There have been a number of modern adaptations of Shakespeare’s plays over the last two decades. So much so that transporting the classic tomes to a more contemporary setting isn’t as fresh as it used to be. Therefore, when making that creative decision there has to be a specific vision that can transform the material into something fresh and new. Ralph Fiennes pretty much accomplishes that feat with his directorial debut, “Coriolanus.”
A tale of reckless vengeance, the play and film is based on the life of legendary Roman hero Gaius Marcius Coriolanus. Coriolanus or Caius Martius (Fiennes) is persuaded by his mother Volumnia (Vanessa Redgrave) to run for the counsul of Rome after defeating the Volscian army lead by Tullus Aufidius (Gerard Butler). Coriolanus, however, is hardly a man of the people and finds himself sucked into a political web when he rails against the idea of the people having a say in the government. The tribunes of Rome brand Coriolanus as a traitor and banish him from the city.

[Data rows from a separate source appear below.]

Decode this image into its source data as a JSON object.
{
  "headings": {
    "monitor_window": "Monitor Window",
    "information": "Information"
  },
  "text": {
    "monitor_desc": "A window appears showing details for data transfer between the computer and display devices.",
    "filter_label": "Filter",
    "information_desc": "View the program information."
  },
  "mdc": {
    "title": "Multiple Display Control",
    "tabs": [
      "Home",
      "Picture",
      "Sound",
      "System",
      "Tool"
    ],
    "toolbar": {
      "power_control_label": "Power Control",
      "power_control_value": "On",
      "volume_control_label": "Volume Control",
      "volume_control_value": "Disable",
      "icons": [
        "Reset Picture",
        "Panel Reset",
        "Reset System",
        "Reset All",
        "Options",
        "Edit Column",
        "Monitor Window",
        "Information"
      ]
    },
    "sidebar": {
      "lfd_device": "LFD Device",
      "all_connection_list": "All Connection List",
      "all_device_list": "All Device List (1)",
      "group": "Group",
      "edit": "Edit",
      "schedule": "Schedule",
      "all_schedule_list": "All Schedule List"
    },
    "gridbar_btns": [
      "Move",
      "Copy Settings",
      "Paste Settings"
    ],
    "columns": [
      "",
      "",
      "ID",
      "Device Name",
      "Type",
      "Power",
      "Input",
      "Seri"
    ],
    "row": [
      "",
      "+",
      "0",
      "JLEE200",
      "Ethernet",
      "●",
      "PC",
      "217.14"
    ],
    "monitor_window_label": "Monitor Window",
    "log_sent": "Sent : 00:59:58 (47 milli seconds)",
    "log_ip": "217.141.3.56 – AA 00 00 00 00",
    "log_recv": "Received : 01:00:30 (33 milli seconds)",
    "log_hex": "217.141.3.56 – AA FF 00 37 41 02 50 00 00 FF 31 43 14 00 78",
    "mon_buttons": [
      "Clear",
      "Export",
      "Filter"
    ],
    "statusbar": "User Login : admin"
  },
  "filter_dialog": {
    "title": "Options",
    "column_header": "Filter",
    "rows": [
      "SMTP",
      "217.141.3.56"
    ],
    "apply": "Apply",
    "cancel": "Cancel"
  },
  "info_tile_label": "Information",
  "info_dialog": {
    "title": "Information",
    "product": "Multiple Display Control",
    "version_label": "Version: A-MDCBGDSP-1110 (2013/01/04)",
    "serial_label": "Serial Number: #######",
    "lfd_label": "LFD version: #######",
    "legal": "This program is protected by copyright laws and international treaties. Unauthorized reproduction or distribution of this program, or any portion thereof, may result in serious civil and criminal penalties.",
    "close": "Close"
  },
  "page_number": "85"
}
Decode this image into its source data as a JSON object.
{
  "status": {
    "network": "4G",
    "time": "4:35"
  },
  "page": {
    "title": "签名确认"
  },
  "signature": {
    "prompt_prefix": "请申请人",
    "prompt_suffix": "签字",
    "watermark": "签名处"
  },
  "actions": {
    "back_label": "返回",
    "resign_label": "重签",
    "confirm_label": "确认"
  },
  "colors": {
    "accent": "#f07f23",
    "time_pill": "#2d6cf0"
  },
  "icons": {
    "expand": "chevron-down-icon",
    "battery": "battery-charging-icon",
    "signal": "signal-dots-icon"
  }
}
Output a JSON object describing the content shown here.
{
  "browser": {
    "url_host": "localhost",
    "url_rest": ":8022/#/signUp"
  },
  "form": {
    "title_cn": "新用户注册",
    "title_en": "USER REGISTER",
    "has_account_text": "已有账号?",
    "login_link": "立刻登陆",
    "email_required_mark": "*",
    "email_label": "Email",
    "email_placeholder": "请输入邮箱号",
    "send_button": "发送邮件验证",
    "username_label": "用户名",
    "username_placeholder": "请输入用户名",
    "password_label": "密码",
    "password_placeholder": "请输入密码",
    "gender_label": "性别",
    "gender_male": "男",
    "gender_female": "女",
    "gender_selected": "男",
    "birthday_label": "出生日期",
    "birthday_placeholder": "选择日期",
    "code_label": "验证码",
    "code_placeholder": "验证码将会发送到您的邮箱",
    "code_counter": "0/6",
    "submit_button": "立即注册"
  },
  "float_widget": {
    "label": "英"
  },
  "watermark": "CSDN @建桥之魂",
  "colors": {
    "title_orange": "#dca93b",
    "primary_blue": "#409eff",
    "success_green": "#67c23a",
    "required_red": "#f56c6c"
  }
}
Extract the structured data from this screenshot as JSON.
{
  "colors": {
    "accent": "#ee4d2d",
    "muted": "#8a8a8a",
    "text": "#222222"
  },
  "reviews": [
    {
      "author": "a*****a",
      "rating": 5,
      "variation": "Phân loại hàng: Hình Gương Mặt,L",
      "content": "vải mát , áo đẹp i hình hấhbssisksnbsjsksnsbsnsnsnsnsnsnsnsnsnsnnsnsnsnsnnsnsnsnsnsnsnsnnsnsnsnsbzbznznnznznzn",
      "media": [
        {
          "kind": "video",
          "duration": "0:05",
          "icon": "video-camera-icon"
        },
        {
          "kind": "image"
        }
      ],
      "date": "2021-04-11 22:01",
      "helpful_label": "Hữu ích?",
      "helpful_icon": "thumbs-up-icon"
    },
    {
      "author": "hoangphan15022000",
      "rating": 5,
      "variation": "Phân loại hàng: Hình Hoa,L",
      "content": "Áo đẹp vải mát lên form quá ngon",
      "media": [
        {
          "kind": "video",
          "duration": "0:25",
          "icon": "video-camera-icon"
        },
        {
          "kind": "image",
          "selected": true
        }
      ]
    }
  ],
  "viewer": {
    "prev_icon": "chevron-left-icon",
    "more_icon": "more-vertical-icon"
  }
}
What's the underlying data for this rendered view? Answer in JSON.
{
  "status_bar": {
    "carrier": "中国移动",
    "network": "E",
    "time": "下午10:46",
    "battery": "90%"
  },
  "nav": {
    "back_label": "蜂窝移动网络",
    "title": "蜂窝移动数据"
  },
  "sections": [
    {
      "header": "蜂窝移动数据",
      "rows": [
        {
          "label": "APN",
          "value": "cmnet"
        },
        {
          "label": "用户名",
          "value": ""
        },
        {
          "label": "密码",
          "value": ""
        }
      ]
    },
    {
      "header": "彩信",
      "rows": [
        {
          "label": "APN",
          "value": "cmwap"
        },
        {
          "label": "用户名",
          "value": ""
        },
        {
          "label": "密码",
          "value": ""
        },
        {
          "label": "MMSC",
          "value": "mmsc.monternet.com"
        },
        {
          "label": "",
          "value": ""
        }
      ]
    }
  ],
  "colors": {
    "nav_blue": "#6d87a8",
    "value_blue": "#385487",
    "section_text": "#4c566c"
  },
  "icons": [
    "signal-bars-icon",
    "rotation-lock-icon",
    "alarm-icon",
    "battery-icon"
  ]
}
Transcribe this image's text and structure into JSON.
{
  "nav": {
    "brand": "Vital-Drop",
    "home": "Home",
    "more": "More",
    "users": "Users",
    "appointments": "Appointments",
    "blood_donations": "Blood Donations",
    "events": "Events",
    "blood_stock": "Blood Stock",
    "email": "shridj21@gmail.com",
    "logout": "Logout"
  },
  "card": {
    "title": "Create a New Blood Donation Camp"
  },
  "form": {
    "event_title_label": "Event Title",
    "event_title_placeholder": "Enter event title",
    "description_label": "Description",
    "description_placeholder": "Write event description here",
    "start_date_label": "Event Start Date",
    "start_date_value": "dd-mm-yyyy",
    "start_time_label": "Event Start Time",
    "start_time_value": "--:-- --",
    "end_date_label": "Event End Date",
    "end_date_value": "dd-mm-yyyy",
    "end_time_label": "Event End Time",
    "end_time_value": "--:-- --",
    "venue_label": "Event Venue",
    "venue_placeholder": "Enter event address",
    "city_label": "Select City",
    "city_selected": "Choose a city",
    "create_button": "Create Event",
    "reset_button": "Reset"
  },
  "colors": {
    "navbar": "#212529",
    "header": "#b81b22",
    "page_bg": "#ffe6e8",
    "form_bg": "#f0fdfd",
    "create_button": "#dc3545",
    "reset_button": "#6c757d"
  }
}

After spending quite a long time traveling outside “Rome” (or what appears to be an Eastern European inspired country), Coriolanus approaches Aufidius about uniting to defeat his former nation. They succeed brilliantly and only an emotional plea from Volumnia can halt Coriolanus from completing his wish to destroy the city. Coriolanus than returns to the Volscians where he is branded a traitor and killed.
As a filmmaker, Fiennes has a wonderful eye and his work with Logan in setting the work in the framework of a Serbian/Croatian conflict is smart and engaging. That battle scenes at the beginning are impressive and give the film a scope you wouldn’t necessarily expect from the material. He’s also assisted by a charismatic turn by Redgrave, a lively Brian Cox and his own passionate and gut-wrenching performance. Unfortunately, the film has two faults that prevent it from being the masterwork Fiennes was aiming for. The first is Butler who seems out of place as Aufidius. We’re not doubting Butler can pull off something as difficult as Shakespeare, but his acting style doesn’t mesh well with the rest of the cast in this instance. The second is more problematic. The entire film hinges on the dramatic moment when Volumnia convinces Coriolanus to call of his attack. It’s a major change of heart for a man who has shown little but a zeal for military precision with little emotion in his actions. Redgrave and Fiennes give it their all, but it simply doesn’t work on screen in context of the movie. It’s similar to the climax from Baz Luhrmann’s “Romeo + Juliet” where Romeo (Leonardo DiCaprio) wakes up to discover Juliet (Claire Danes) has mistakenly killed herself. Even after it was famously reshot, the scene still couldn’t pull a tear from most moviegoers. That’s pretty much the same case here.
On the awards front, Fiennes could be a dark horse in the director race (stretch), but is certainly a best actor candidate. Redgrave is the true contender here in best supporting actress race (assuming she doesn’t get more support for her turn in “Anonymous”). Costumes, production design and cinematography all have legitimate shots as well.
More importantly, Fiennes joins the short list of actors who appear to have made a strong transition to directing. It seriously makes you wonder what he’ll do next.
It is assumed “Coriolanus” has a one week Oscar qualifying run sometime in Dec. It is currently set to open in limited release an 13.